Archive for May, 2019

How Will the New Tax Law Affect Me After My Divorce?

Tuesday, May 28th, 2019

Unlike in divorces that were entered prior to December 31, 2018, alimony payments will no longer be tax deductible for the payers moving forward, and the recipients cannot declare the amount they received as taxable income. The law also explicitly authorizes ex-spouses to regroup and modify an earlier divorce agreement, in order to append their agreement with the new law involved. If a pre-2019 divorce is not modified, the previous tax laws that were in place during the divorce are applied.

The new tax law has some positive benefits, such as bringing in nearly $7 billion to the IRS.  Unfortunately, there are serious speculations and concerns that it will inadvertently put the support-receiving party at a disadvantage. Women, who are statistically more likely to be the support-receiving spouse, and at a financial disadvantage during the divorce, are going to see a decrease in the amount of alimony paid.

Because of the new tax rules, there could be less money to go around, resulting in smaller alimony payments. For instance, the monetary amount you receive from alimony might not be taxable to you, but at the same time, the amount that’s going to be paid out may not reflect that at all.

As mentioned earlier, if you were divorced prior to the start of enforcement of the law, you can keep your alimony agreement and utilize the deduction allowed under the old tax rules. However, the option is still available, if desired, to restructure it with the new tax law applied.
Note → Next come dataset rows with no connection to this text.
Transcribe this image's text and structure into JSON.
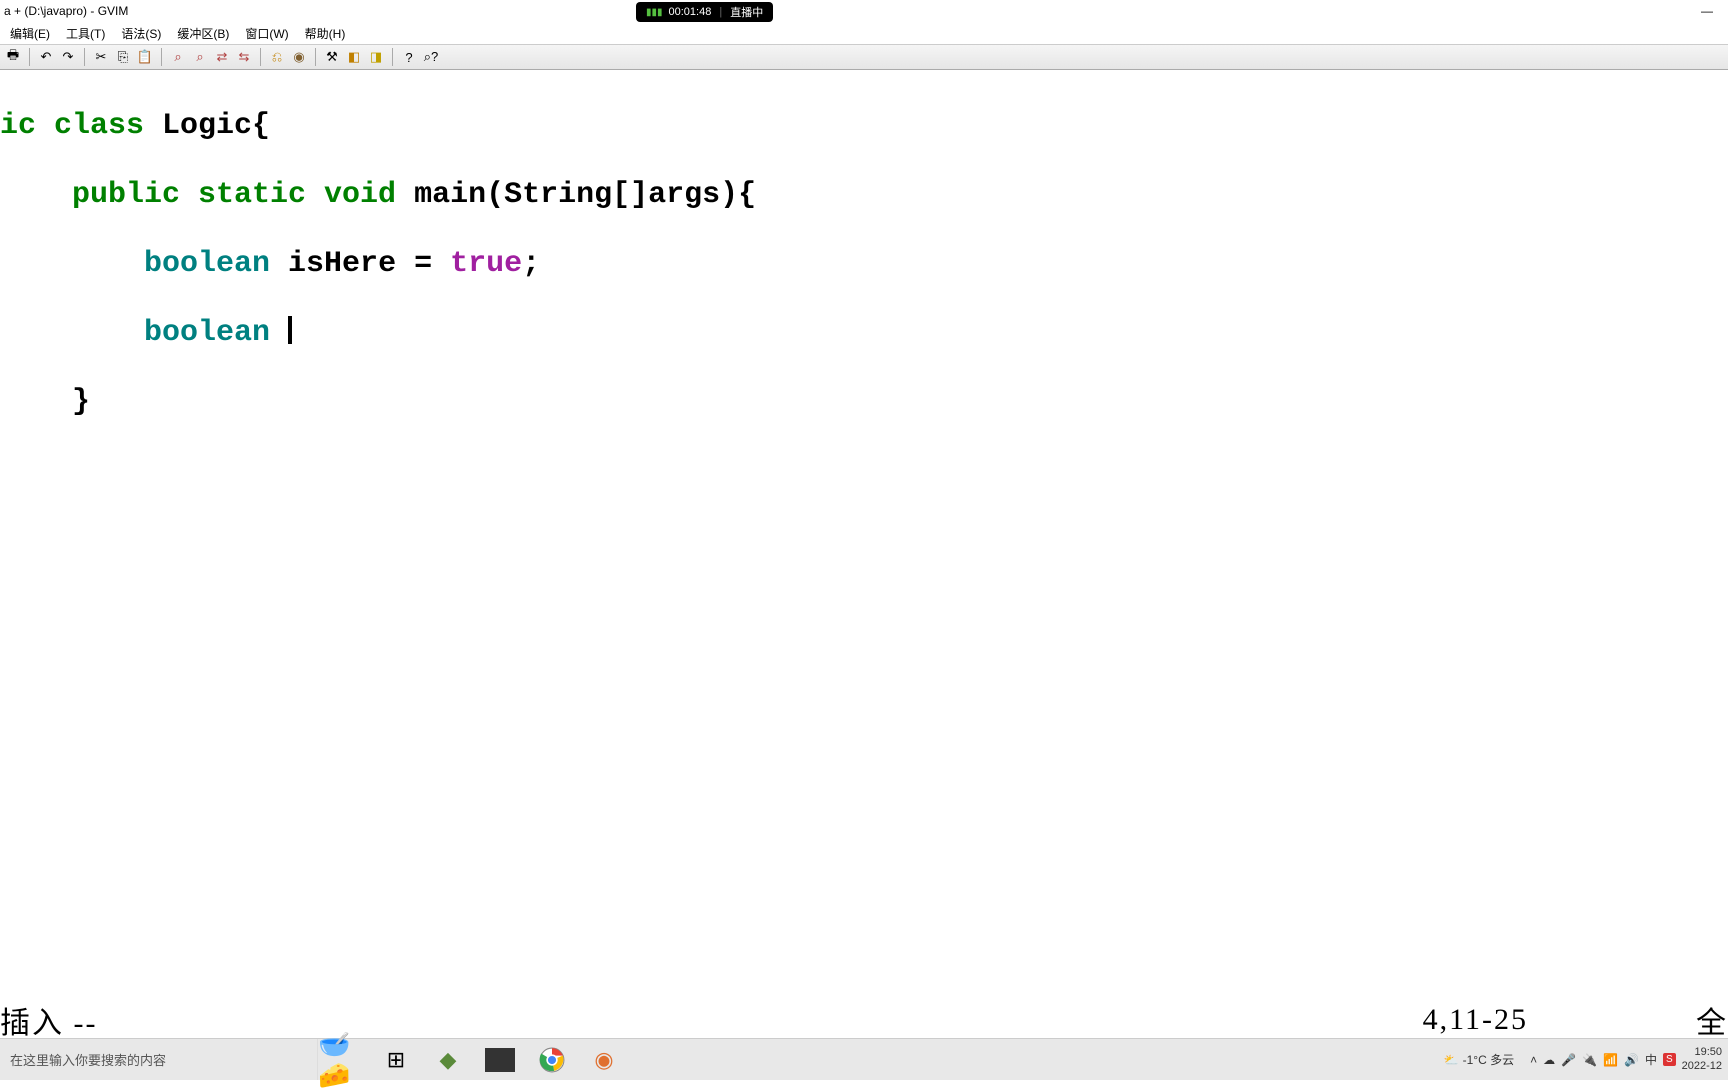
{
  "window": {
    "title": "a + (D:\\javapro) - GVIM",
    "minimize": "—"
  },
  "stream": {
    "time": "00:01:48",
    "label": "直播中"
  },
  "menu": {
    "edit": "编辑(E)",
    "tools": "工具(T)",
    "syntax": "语法(S)",
    "buffers": "缓冲区(B)",
    "window": "窗口(W)",
    "help": "帮助(H)"
  },
  "code": {
    "l1_a": "ic class",
    "l1_b": " Logic{",
    "l2_a": "    public static void",
    "l2_b": " main(String[]args){",
    "l3_a": "        boolean",
    "l3_b": " isHere = ",
    "l3_c": "true",
    "l3_d": ";",
    "l4_a": "        boolean",
    "l4_b": " ",
    "l5": "    }"
  },
  "status": {
    "mode": "插入 --",
    "position": "4,11-25",
    "extent": "全"
  },
  "taskbar": {
    "search_placeholder": "在这里输入你要搜索的内容",
    "weather_temp": "-1°C 多云",
    "time": "19:50",
    "date": "2022-12"
  }
}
What You Should Know About Your Divorce Decree Before Signing It

Saturday, May 25th, 2019

A divorce decree is a document that a judge signs and enters into court that represents the final judgment of the divorce. Within this judgment, you will find the layout for alimony, child support, debt, property division, and parenting issues such as parenting schedule or legal vs. physical custody (please see our blog about the difference between legal vs. physical custody).

This document officially ends your marriage, and it outlines the necessary steps and responsibilities that you and your former spouse must take on as the divorce ends. It also lists the division of assets, which means that you should be extremely diligent and careful with what is included in the decree. Do not casually take on financial responsibilities that you are not completely sure you can handle simply because you want to wrap up your divorce, only to be unable to handle the responsibilities later and have no way out from under them.
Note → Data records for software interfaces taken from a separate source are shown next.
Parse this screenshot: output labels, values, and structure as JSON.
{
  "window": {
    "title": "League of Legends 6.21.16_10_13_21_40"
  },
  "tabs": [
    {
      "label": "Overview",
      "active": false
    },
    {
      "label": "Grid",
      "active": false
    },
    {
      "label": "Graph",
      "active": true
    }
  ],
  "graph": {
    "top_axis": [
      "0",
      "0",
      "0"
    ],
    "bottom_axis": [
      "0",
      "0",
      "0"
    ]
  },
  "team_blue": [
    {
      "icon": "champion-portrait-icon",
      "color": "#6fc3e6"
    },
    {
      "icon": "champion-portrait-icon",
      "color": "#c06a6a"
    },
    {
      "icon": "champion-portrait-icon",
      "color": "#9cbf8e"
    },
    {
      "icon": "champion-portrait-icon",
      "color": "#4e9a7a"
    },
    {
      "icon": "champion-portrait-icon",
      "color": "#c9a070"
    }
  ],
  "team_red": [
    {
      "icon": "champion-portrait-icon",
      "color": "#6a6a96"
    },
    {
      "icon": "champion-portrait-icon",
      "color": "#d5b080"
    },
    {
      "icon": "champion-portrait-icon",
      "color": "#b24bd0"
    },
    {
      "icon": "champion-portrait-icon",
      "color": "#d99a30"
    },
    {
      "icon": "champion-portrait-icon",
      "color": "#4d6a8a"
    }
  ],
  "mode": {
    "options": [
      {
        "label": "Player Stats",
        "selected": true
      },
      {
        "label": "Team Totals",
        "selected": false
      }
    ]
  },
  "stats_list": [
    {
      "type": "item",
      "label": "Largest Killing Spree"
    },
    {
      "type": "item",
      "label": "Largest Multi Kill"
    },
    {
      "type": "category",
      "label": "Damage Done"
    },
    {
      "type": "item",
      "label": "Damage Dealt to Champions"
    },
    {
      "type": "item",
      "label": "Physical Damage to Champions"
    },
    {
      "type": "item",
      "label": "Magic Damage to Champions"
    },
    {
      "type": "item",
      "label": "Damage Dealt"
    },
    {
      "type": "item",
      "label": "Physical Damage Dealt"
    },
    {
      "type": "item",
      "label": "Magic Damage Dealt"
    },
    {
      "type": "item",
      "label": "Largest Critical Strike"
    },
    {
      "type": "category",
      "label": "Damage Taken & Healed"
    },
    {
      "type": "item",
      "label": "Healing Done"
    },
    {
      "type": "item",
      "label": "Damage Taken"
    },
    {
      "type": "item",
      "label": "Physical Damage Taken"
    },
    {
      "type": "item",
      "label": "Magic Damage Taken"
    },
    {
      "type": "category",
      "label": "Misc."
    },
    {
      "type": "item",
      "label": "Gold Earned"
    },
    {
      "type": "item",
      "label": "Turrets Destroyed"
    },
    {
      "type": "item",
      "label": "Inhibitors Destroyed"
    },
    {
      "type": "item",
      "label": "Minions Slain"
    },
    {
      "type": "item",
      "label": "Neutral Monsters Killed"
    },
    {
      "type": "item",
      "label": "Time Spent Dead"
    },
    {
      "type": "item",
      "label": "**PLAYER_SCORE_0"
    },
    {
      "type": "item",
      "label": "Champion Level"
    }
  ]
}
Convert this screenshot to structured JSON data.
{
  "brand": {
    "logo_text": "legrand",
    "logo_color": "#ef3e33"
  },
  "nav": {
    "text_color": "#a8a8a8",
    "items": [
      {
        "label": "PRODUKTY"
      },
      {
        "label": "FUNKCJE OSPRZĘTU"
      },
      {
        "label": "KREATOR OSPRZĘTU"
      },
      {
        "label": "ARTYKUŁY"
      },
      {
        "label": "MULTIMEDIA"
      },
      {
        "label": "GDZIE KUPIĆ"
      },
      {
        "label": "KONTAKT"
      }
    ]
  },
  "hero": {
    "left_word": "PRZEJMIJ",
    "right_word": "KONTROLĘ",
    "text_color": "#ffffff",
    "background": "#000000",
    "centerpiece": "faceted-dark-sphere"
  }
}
On the flip side, don’t assume that what you are offered from your spouse is all that you deserve and have a right to, even if their offer seems “overly generous”. You should have your attorney rigorously go through their financials, as they may be able to spot something that you didn’t notice or something that was withheld. Not only is it possible that they have something you are entitled to a part of, but there might also be something they acquire years later that you could have a claim to.
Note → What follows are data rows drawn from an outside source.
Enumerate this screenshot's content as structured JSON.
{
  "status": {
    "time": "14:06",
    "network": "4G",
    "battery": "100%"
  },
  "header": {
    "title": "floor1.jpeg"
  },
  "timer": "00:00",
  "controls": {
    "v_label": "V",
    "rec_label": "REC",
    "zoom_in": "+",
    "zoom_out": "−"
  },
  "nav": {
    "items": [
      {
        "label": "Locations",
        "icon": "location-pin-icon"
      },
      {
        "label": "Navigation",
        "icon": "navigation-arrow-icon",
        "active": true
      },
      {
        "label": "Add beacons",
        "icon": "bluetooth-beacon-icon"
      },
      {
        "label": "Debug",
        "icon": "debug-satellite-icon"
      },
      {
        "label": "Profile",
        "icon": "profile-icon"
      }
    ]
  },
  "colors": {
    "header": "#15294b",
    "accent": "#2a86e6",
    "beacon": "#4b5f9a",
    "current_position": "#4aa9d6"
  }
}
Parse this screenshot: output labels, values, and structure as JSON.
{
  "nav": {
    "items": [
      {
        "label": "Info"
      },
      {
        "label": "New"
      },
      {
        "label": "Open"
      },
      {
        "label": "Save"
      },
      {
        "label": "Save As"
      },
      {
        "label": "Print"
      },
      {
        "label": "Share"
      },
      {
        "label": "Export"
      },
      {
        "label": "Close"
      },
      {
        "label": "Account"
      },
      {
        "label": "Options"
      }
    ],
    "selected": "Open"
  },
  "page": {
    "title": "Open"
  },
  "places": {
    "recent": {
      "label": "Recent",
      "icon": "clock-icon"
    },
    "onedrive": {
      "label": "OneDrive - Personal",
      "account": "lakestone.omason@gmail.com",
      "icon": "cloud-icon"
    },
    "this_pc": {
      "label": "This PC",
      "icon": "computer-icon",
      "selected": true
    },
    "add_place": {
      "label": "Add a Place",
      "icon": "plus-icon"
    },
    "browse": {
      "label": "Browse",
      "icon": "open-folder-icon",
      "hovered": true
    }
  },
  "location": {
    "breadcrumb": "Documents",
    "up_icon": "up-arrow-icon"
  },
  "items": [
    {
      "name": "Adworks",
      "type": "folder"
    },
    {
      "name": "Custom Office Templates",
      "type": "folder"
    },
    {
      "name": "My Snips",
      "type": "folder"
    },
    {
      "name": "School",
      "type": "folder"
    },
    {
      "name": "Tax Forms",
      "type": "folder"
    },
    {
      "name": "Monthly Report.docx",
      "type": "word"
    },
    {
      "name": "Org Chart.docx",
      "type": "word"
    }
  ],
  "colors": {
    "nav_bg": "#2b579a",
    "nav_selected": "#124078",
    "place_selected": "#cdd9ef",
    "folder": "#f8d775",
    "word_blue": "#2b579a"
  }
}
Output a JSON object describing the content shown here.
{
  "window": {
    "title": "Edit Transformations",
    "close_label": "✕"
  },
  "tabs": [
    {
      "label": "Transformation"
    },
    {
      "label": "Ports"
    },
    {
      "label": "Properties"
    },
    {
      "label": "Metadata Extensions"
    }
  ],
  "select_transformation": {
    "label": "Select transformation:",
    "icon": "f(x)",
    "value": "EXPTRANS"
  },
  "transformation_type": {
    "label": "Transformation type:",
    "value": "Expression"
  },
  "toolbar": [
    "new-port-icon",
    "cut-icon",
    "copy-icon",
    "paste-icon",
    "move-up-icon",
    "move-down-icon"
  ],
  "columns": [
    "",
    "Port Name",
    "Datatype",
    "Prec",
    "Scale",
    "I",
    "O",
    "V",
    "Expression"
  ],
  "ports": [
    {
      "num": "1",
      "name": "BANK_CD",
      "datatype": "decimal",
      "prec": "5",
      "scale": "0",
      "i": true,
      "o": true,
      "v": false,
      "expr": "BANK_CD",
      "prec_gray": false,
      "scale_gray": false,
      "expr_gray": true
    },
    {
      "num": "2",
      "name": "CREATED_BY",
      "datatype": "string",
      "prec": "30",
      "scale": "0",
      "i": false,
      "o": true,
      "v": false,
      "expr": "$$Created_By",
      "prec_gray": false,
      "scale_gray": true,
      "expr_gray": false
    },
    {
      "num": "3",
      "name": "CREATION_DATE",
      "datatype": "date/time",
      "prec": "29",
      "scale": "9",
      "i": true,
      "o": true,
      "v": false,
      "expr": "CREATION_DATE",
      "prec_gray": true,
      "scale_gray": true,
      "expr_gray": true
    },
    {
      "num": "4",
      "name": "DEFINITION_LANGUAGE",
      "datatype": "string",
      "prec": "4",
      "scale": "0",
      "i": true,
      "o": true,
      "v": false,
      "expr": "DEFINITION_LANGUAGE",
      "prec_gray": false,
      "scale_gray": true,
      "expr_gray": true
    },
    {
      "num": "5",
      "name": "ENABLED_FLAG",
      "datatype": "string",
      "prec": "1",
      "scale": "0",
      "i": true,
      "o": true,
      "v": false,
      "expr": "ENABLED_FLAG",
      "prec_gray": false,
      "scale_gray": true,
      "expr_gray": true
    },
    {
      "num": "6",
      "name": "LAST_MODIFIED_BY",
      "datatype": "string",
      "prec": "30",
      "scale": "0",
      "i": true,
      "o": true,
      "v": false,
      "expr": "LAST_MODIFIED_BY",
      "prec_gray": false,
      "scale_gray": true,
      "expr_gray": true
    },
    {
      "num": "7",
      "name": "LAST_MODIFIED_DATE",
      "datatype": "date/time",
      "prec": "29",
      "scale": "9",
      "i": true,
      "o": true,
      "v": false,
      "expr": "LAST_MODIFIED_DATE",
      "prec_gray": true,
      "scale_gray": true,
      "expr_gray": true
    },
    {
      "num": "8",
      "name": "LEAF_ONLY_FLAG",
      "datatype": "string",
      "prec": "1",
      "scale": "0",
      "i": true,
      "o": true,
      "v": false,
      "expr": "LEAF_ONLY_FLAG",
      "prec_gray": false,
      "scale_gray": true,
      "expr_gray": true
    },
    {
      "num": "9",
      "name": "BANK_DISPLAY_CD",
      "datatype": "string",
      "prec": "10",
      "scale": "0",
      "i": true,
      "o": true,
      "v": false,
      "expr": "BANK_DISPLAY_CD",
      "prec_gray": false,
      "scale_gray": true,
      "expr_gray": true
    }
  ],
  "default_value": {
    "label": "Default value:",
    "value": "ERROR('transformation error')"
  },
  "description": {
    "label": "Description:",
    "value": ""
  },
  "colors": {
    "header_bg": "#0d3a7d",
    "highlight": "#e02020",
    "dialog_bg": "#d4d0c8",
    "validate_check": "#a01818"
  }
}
One of the most common misconceptions is that lawyers are just ancillary to getting their fair cut of the divorce. But what many people who do their own divorces don’t realize until it is far too late, is that if there is something that is left out of “the final divorce judgment”, it is very likely that there will not be any recourse to amend that mistake.

Thoroughness and accuracy are vital when reviewing the final draft of an agreement, as well as a detailed understanding of the law as it applies to your specific divorce. Your attorney is able to represent your best interests, both in the immediate future and down the road.

Can My Social Media Activity Be Used Against Me During Divorce?

Wednesday, May 22nd, 2019

Internet privacy is an ever-growing issue in 2019. Far too often, someone’s “private social media account”, specifically what they post on it, ends up costing them everything in court. For example, a photo of a spouse partying with a drink in their hand after they told the judge that they would stop drinking, in the hands of the opposing party’s attorney, can be devastating to your case. It makes you seem less credible with the court, and can even be an influential factor in a custody battle.

The wisest decision would be to remove oneself from social media altogether, or at the very least use it infrequently. What you post on the internet is admissible as evidence, and with that in mind, why put any evidence online at all?

Attorneys are often scouring the web to monitor online activity, and social media sites like Facebook and Twitter, which both utilize photos and captions, and are prime sources for potentially damaging content. Wild behavior, whether in writing or photographs, can be used to support an accusation that this spouse is an unfit parent, or that their “work trips” were more like “vacations”, and that they used marital funds to pay for it. These are all real-world examples that happen far more often than you may think.

However, this means that in a backward way, social media can be useful to you in your divorce – if your spouse is the one who posts something that damages their chances in court.

When it comes to using and posting on social media common sense and good judgment should be exercised, but even more so during the divorce process, when you will already be scrutinized while trying to show your best side in front of a judge. Alternatively, you can simply disable the account until after the divorce is over since you can’t post if you don’t have an account.